This kept up through high school where I read “Hot Zone” and told everyone I was going to be a doctor. Friends would joke that I'd cure cancer. I took every science class that I could take in high school (which I wouldn't have done without my parent's encouragement) and declared that one day I'd go to medical school.

Then, I went to college and got a job doing research. That was it. I loved doing research. I liked finding answers to questions. I even liked coming up with more questions. I also realized that if I wanted to discover the cure to any disease the way to do it wasn't through being a medical doctor, but a PhD. So, I shifted my goal of being a “doctor” slightly.

It never occurred to me to plan further than that. When pressed I told people that I'd probably be a professor after that. I wasn't too concerned about the hours it would take or the time or the uncertainty. After all, five years ago all I had to worry about was myself.

Then, Dr. Man and I (somewhat abruptly... we'd been good friends for about three or so years) started dating and decided to get married.

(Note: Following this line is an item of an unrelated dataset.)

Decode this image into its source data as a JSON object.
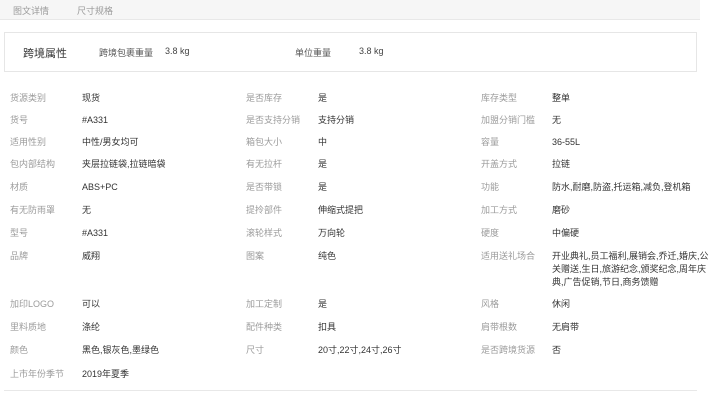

Now, I'm in the new position of being uncertain about what I want to do in the future. I like the idea of being a professor, but what if I can't do it? I've got to figure out a way for Dr. Man to be able to move with me to my post-doc, as I did my undergraduate degree at the same institution I'm doing my graduate degree (Dr. Man was going to medical school here before I went to grad school-- and we didn't want to do the long distance thing). Then there's the move to get a job somewhere. And then what happens if I don't get tenure? There's another move. And now I'm thinking I may want to have kids sometime in the near-ish future. Can I really do everything?

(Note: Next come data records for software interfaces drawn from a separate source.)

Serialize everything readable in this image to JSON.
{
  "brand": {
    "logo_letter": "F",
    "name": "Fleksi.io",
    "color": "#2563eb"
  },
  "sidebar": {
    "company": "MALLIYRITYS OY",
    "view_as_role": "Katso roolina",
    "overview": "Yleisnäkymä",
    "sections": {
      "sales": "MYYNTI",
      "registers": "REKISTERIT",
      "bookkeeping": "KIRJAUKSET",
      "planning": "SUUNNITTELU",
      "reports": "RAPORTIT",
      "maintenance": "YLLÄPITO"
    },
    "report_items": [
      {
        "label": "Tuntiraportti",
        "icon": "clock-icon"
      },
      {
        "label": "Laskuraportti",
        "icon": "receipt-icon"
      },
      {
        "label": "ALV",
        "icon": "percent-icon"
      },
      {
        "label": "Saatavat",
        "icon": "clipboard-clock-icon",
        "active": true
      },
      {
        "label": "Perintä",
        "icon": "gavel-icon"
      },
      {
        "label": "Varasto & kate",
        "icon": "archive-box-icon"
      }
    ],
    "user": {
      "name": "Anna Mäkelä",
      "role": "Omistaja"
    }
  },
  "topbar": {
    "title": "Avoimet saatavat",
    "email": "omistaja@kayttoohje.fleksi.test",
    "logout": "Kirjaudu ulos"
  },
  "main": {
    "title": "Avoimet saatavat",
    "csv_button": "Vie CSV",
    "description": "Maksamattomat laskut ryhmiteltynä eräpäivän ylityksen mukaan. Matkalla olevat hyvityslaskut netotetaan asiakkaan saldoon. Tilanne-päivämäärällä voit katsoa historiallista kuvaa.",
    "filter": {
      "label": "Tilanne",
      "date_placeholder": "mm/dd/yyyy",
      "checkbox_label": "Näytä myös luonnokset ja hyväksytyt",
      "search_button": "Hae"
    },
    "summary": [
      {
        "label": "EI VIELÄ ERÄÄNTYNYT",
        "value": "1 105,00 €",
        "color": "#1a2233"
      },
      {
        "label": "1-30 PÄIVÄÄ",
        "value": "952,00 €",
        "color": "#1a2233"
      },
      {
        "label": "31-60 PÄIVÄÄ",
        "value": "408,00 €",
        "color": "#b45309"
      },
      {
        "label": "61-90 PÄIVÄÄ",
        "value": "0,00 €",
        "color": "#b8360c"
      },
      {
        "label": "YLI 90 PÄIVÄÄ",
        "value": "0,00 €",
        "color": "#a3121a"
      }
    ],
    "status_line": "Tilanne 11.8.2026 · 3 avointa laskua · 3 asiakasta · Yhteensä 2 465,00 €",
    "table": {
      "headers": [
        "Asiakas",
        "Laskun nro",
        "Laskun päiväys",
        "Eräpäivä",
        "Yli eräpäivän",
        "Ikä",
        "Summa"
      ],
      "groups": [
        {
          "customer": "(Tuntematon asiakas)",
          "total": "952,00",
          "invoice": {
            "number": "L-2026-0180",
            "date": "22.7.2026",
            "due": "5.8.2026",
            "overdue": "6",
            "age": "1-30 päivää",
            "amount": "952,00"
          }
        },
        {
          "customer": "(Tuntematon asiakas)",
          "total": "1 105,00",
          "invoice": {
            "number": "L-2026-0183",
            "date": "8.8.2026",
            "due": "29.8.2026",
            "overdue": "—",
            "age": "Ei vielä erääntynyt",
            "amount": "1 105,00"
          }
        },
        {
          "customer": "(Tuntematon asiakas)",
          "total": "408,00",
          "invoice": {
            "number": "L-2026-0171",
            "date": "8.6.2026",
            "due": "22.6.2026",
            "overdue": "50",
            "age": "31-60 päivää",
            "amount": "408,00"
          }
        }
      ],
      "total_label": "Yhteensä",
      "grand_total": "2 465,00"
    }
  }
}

So, now I'm looking into alternate career paths and places other than the large research-intensive institutions I had planned on working at. I'm being very careful in deciding what I'm going to do next. I'm trying to honestly evaluate myself and figure out what I'm most likely to be successful at. And I'm angry at myself for not just deciding the heck with it, I'll give it my best and let the chips fall where they may. Then again I owe it the other person/hypothetical people in my life to be sure of what I want and what I can do.

I think this is what is bothering me the most about my position. Despite putting up with years of people telling me I can't do something because I'm a woman, or criticizing my job as inappropriate because I'm a woman, or discouraging me to have a career because I'm a woman, for the first time I'm doubting myself.